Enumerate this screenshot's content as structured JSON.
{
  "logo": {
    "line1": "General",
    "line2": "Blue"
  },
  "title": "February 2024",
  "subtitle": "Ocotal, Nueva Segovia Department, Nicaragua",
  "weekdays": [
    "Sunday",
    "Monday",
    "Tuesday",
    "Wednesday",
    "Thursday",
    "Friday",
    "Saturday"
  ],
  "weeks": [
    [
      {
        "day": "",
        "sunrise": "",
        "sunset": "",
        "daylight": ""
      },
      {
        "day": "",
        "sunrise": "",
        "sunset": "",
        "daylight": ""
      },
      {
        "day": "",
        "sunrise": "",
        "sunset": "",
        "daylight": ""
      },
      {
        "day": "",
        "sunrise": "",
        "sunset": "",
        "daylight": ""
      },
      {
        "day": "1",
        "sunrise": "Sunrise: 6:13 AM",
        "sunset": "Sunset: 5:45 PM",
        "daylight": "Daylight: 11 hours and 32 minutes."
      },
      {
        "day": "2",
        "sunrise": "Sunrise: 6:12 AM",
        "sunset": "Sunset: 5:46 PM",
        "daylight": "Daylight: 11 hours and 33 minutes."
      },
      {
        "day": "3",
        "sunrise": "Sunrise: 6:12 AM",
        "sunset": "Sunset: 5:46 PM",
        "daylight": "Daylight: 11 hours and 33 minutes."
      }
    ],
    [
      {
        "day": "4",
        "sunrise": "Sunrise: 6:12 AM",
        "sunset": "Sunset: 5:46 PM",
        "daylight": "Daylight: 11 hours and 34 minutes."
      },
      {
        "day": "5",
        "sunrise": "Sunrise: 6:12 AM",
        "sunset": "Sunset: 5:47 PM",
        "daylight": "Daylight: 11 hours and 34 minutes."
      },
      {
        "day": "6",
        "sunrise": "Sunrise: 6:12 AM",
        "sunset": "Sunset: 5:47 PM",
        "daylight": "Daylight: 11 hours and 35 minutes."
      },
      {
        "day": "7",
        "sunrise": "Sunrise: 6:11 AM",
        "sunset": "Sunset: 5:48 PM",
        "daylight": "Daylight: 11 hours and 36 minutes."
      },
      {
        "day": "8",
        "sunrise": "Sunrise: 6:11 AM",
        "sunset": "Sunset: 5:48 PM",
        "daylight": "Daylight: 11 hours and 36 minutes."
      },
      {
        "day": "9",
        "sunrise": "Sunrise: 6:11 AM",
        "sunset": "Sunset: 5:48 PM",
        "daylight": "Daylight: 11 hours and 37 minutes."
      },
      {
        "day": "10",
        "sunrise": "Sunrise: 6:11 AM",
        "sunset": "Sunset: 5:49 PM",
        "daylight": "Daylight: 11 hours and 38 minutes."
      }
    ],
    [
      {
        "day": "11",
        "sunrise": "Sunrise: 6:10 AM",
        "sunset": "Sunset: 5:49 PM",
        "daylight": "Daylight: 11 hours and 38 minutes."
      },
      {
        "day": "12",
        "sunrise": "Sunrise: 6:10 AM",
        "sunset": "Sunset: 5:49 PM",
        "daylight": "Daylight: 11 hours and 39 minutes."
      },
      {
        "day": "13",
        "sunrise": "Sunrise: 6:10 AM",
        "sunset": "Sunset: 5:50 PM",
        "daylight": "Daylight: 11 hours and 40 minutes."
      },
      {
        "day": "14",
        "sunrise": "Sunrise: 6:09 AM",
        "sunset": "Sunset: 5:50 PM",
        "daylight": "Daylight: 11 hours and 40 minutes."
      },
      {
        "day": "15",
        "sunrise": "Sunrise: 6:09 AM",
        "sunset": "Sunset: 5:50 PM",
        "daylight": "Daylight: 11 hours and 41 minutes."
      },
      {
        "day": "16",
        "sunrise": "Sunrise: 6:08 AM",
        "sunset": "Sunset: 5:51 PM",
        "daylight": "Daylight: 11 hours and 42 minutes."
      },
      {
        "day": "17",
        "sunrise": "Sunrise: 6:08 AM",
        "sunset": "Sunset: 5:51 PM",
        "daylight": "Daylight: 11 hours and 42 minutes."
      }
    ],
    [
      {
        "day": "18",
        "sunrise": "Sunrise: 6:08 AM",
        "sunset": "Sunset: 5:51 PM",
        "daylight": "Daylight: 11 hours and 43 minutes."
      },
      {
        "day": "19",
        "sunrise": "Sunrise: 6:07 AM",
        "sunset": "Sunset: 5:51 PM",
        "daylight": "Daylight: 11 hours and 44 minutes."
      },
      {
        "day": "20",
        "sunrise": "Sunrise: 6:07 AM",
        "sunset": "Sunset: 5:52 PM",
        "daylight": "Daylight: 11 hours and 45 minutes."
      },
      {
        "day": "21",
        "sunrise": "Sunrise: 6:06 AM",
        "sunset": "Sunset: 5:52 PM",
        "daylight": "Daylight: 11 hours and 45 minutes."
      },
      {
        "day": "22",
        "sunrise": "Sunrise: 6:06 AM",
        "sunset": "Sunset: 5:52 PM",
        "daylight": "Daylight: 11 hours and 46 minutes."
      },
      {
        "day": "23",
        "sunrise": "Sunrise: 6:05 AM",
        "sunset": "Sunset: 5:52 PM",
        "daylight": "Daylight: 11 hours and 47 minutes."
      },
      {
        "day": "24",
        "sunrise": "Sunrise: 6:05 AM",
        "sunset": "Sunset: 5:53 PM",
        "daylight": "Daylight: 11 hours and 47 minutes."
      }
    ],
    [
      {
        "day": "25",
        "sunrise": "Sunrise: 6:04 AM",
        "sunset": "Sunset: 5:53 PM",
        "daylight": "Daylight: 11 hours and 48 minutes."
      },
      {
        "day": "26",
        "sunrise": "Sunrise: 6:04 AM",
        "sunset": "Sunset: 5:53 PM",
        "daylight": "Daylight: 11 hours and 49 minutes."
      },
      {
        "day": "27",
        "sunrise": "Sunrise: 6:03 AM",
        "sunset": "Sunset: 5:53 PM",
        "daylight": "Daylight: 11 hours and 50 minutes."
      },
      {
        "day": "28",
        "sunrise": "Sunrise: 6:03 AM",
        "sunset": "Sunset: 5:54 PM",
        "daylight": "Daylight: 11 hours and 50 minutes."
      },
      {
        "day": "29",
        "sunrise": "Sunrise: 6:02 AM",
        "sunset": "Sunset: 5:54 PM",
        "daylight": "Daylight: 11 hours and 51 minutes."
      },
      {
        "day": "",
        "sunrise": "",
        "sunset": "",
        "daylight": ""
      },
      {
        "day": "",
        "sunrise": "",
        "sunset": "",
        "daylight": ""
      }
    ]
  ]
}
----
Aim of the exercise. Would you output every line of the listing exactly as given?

Your solution.
Enumerate this screenshot's content as structured JSON.
{
  "logo": {
    "line1": "General",
    "line2": "Blue"
  },
  "title": "February 2024",
  "subtitle": "Ocotal, Nueva Segovia Department, Nicaragua",
  "weekdays": [
    "Sunday",
    "Monday",
    "Tuesday",
    "Wednesday",
    "Thursday",
    "Friday",
    "Saturday"
  ],
  "weeks": [
    [
      {
        "day": "",
        "sunrise": "",
        "sunset": "",
        "daylight": ""
      },
      {
        "day": "",
        "sunrise": "",
        "sunset": "",
        "daylight": ""
      },
      {
        "day": "",
        "sunrise": "",
        "sunset": "",
        "daylight": ""
      },
      {
        "day": "",
        "sunrise": "",
        "sunset": "",
        "daylight": ""
      },
      {
        "day": "1",
        "sunrise": "Sunrise: 6:13 AM",
        "sunset": "Sunset: 5:45 PM",
        "daylight": "Daylight: 11 hours and 32 minutes."
      },
      {
        "day": "2",
        "sunrise": "Sunrise: 6:12 AM",
        "sunset": "Sunset: 5:46 PM",
        "daylight": "Daylight: 11 hours and 33 minutes."
      },
      {
        "day": "3",
        "sunrise": "Sunrise: 6:12 AM",
        "sunset": "Sunset: 5:46 PM",
        "daylight": "Daylight: 11 hours and 33 minutes."
      }
    ],
    [
      {
        "day": "4",
        "sunrise": "Sunrise: 6:12 AM",
        "sunset": "Sunset: 5:46 PM",
        "daylight": "Daylight: 11 hours and 34 minutes."
      },
      {
        "day": "5",
        "sunrise": "Sunrise: 6:12 AM",
        "sunset": "Sunset: 5:47 PM",
        "daylight": "Daylight: 11 hours and 34 minutes."
      },
      {
        "day": "6",
        "sunrise": "Sunrise: 6:12 AM",
        "sunset": "Sunset: 5:47 PM",
        "daylight": "Daylight: 11 hours and 35 minutes."
      },
      {
        "day": "7",
        "sunrise": "Sunrise: 6:11 AM",
        "sunset": "Sunset: 5:48 PM",
        "daylight": "Daylight: 11 hours and 36 minutes."
      },
      {
        "day": "8",
        "sunrise": "Sunrise: 6:11 AM",
        "sunset": "Sunset: 5:48 PM",
        "daylight": "Daylight: 11 hours and 36 minutes."
      },
      {
        "day": "9",
        "sunrise": "Sunrise: 6:11 AM",
        "sunset": "Sunset: 5:48 PM",
        "daylight": "Daylight: 11 hours and 37 minutes."
      },
      {
        "day": "10",
        "sunrise": "Sunrise: 6:11 AM",
        "sunset": "Sunset: 5:49 PM",
        "daylight": "Daylight: 11 hours and 38 minutes."
      }
    ],
    [
      {
        "day": "11",
        "sunrise": "Sunrise: 6:10 AM",
        "sunset": "Sunset: 5:49 PM",
        "daylight": "Daylight: 11 hours and 38 minutes."
      },
      {
        "day": "12",
        "sunrise": "Sunrise: 6:10 AM",
        "sunset": "Sunset: 5:49 PM",
        "daylight": "Daylight: 11 hours and 39 minutes."
      },
      {
        "day": "13",
        "sunrise": "Sunrise: 6:10 AM",
        "sunset": "Sunset: 5:50 PM",
        "daylight": "Daylight: 11 hours and 40 minutes."
      },
      {
        "day": "14",
        "sunrise": "Sunrise: 6:09 AM",
        "sunset": "Sunset: 5:50 PM",
        "daylight": "Daylight: 11 hours and 40 minutes."
      },
      {
        "day": "15",
        "sunrise": "Sunrise: 6:09 AM",
        "sunset": "Sunset: 5:50 PM",
        "daylight": "Daylight: 11 hours and 41 minutes."
      },
      {
        "day": "16",
        "sunrise": "Sunrise: 6:08 AM",
        "sunset": "Sunset: 5:51 PM",
        "daylight": "Daylight: 11 hours and 42 minutes."
      },
      {
        "day": "17",
        "sunrise": "Sunrise: 6:08 AM",
        "sunset": "Sunset: 5:51 PM",
        "daylight": "Daylight: 11 hours and 42 minutes."
      }
    ],
    [
      {
        "day": "18",
        "sunrise": "Sunrise: 6:08 AM",
        "sunset": "Sunset: 5:51 PM",
        "daylight": "Daylight: 11 hours and 43 minutes."
      },
      {
        "day": "19",
        "sunrise": "Sunrise: 6:07 AM",
        "sunset": "Sunset: 5:51 PM",
        "daylight": "Daylight: 11 hours and 44 minutes."
      },
      {
        "day": "20",
        "sunrise": "Sunrise: 6:07 AM",
        "sunset": "Sunset: 5:52 PM",
        "daylight": "Daylight: 11 hours and 45 minutes."
      },
      {
        "day": "21",
        "sunrise": "Sunrise: 6:06 AM",
        "sunset": "Sunset: 5:52 PM",
        "daylight": "Daylight: 11 hours and 45 minutes."
      },
      {
        "day": "22",
        "sunrise": "Sunrise: 6:06 AM",
        "sunset": "Sunset: 5:52 PM",
        "daylight": "Daylight: 11 hours and 46 minutes."
      },
      {
        "day": "23",
        "sunrise": "Sunrise: 6:05 AM",
        "sunset": "Sunset: 5:52 PM",
        "daylight": "Daylight: 11 hours and 47 minutes."
      },
      {
        "day": "24",
        "sunrise": "Sunrise: 6:05 AM",
        "sunset": "Sunset: 5:53 PM",
        "daylight": "Daylight: 11 hours and 47 minutes."
      }
    ],
    [
      {
        "day": "25",
        "sunrise": "Sunrise: 6:04 AM",
        "sunset": "Sunset: 5:53 PM",
        "daylight": "Daylight: 11 hours and 48 minutes."
      },
      {
        "day": "26",
        "sunrise": "Sunrise: 6:04 AM",
        "sunset": "Sunset: 5:53 PM",
        "daylight": "Daylight: 11 hours and 49 minutes."
      },
      {
        "day": "27",
        "sunrise": "Sunrise: 6:03 AM",
        "sunset": "Sunset: 5:53 PM",
        "daylight": "Daylight: 11 hours and 50 minutes."
      },
      {
        "day": "28",
        "sunrise": "Sunrise: 6:03 AM",
        "sunset": "Sunset: 5:54 PM",
        "daylight": "Daylight: 11 hours and 50 minutes."
      },
      {
        "day": "29",
        "sunrise": "Sunrise: 6:02 AM",
        "sunset": "Sunset: 5:54 PM",
        "daylight": "Daylight: 11 hours and 51 minutes."
      },
      {
        "day": "",
        "sunrise": "",
        "sunset": "",
        "daylight": ""
      },
      {
        "day": "",
        "sunrise": "",
        "sunset": "",
        "daylight": ""
      }
    ]
  ]
}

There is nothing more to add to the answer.